-- Assigned task --
Filter the data below, keeping only lines that contain "name".

═════ Source material ═════

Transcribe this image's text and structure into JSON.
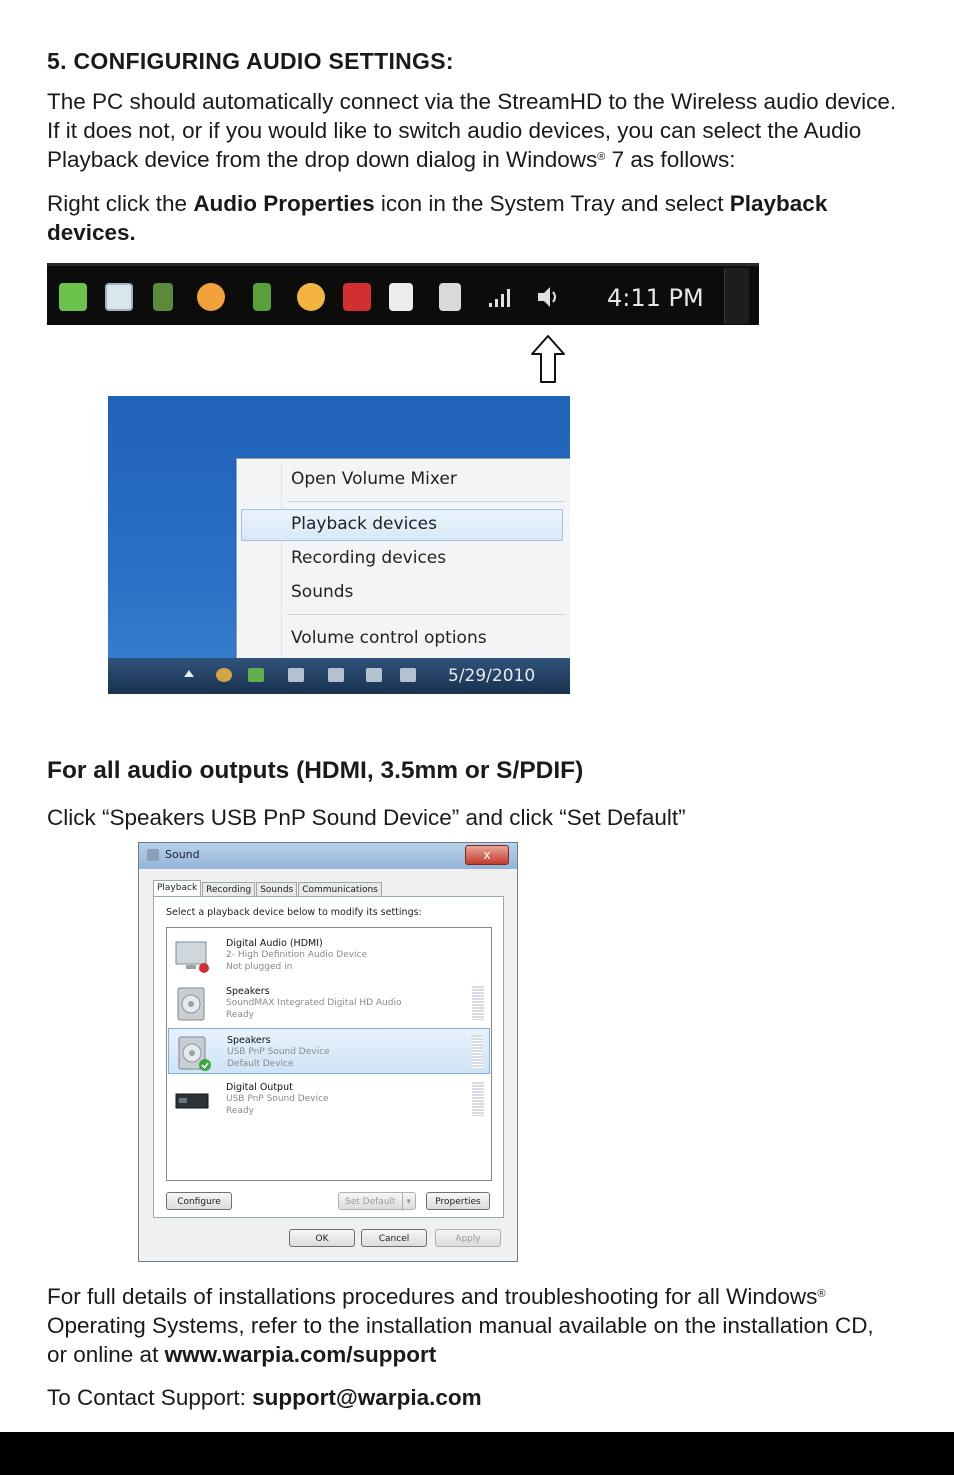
{
  "heading": "5. CONFIGURING  AUDIO SETTINGS:",
  "intro": {
    "line1": "The PC should automatically connect via the StreamHD to the Wireless audio device.",
    "line2": "If it does not, or if you would like to switch audio devices, you can select the Audio",
    "line3_pre": "Playback device from the drop down dialog in Windows",
    "reg": "®",
    "line3_post": " 7 as follows:"
  },
  "instruction": {
    "pre": "Right click the ",
    "bold1": "Audio Properties",
    "mid": " icon in the System Tray and select ",
    "bold2": "Playback",
    "bold3": "devices."
  },
  "tray": {
    "time": "4:11 PM"
  },
  "context_menu": {
    "items": [
      "Open Volume Mixer",
      "Playback devices",
      "Recording devices",
      "Sounds",
      "Volume control options"
    ],
    "date": "5/29/2010"
  },
  "section2": {
    "heading": "For all audio outputs (HDMI, 3.5mm or S/PDIF)",
    "instruction": "Click “Speakers USB PnP Sound Device” and click “Set Default”"
  },
  "sound_dialog": {
    "title": "Sound",
    "close": "x",
    "tabs": [
      "Playback",
      "Recording",
      "Sounds",
      "Communications"
    ],
    "instruction": "Select a playback device below to modify its settings:",
    "devices": [
      {
        "name": "Digital Audio (HDMI)",
        "sub": "2- High Definition Audio Device",
        "status": "Not plugged in"
      },
      {
        "name": "Speakers",
        "sub": "SoundMAX Integrated Digital HD Audio",
        "status": "Ready"
      },
      {
        "name": "Speakers",
        "sub": "USB PnP Sound Device",
        "status": "Default Device"
      },
      {
        "name": "Digital Output",
        "sub": "USB PnP Sound Device",
        "status": "Ready"
      }
    ],
    "buttons": {
      "configure": "Configure",
      "set_default": "Set Default",
      "properties": "Properties",
      "ok": "OK",
      "cancel": "Cancel",
      "apply": "Apply"
    }
  },
  "footer": {
    "line1_pre": "For full details of installations procedures and troubleshooting for all Windows",
    "reg": "®",
    "line2": "Operating Systems, refer to the installation manual available on the installation CD,",
    "line3_pre": "or online at ",
    "url": "www.warpia.com/support",
    "contact_pre": "To Contact Support:  ",
    "email": "support@warpia.com"
  }
}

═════

-- Answer section --
        "name": "Digital Audio (HDMI)",
        "name": "Speakers",
        "name": "Speakers",
        "name": "Digital Output",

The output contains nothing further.